--- DESCRIPTION OF THE TASK ---
Only the lines that hold "Alle" should be in the answer, each copied from the data below.

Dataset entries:

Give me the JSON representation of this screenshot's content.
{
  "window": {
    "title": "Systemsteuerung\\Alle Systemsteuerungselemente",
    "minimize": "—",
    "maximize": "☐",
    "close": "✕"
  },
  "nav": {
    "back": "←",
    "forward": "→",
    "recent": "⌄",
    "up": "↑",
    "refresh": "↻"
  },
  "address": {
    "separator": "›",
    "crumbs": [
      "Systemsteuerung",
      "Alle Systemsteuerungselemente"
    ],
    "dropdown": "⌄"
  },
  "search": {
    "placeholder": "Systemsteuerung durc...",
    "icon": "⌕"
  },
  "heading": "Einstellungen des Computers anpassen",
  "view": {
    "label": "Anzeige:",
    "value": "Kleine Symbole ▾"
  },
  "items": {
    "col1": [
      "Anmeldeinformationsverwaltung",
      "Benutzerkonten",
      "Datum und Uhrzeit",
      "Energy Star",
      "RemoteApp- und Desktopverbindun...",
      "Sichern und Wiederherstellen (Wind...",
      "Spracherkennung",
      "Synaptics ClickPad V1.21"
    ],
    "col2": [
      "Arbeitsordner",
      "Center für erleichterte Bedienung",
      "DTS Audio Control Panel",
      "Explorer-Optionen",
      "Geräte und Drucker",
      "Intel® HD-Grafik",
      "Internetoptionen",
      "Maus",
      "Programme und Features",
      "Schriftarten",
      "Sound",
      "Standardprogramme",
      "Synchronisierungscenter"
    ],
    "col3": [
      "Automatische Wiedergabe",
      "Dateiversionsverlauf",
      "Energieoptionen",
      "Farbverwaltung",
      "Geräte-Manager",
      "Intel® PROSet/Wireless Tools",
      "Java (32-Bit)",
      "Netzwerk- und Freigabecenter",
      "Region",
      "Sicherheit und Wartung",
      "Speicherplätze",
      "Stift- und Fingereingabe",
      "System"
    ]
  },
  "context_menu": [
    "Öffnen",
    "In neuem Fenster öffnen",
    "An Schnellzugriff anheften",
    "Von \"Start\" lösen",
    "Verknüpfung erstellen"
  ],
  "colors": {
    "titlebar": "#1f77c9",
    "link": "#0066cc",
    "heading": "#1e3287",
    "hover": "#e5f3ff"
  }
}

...

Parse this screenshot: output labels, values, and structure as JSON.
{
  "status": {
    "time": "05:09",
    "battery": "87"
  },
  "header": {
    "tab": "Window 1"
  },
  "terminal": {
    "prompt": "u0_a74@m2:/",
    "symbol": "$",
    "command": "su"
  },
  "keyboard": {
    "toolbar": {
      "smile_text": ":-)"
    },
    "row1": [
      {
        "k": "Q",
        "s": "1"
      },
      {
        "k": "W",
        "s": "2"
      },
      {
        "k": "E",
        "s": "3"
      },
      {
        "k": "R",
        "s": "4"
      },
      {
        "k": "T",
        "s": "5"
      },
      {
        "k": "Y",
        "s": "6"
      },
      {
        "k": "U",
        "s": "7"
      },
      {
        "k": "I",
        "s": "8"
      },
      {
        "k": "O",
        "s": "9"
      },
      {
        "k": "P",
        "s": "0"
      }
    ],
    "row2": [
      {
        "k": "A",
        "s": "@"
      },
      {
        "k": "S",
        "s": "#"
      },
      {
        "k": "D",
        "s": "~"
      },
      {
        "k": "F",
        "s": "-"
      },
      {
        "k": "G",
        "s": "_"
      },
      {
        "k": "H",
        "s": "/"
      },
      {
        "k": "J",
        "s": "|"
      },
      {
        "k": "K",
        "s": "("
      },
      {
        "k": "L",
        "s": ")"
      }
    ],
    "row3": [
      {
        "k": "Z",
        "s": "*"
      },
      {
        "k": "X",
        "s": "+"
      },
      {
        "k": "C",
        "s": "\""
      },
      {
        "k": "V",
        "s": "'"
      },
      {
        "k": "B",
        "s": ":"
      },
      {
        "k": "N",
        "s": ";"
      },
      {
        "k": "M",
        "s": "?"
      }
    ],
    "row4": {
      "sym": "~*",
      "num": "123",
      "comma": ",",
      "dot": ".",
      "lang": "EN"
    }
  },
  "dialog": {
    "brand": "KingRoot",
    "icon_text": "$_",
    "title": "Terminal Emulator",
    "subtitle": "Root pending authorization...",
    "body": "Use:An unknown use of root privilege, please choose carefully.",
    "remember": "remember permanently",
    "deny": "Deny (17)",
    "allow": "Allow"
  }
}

--- COMPLETED EXERCISE ---
    "title": "Systemsteuerung\\Alle Systemsteuerungselemente",
      "Alle Systemsteuerungselemente"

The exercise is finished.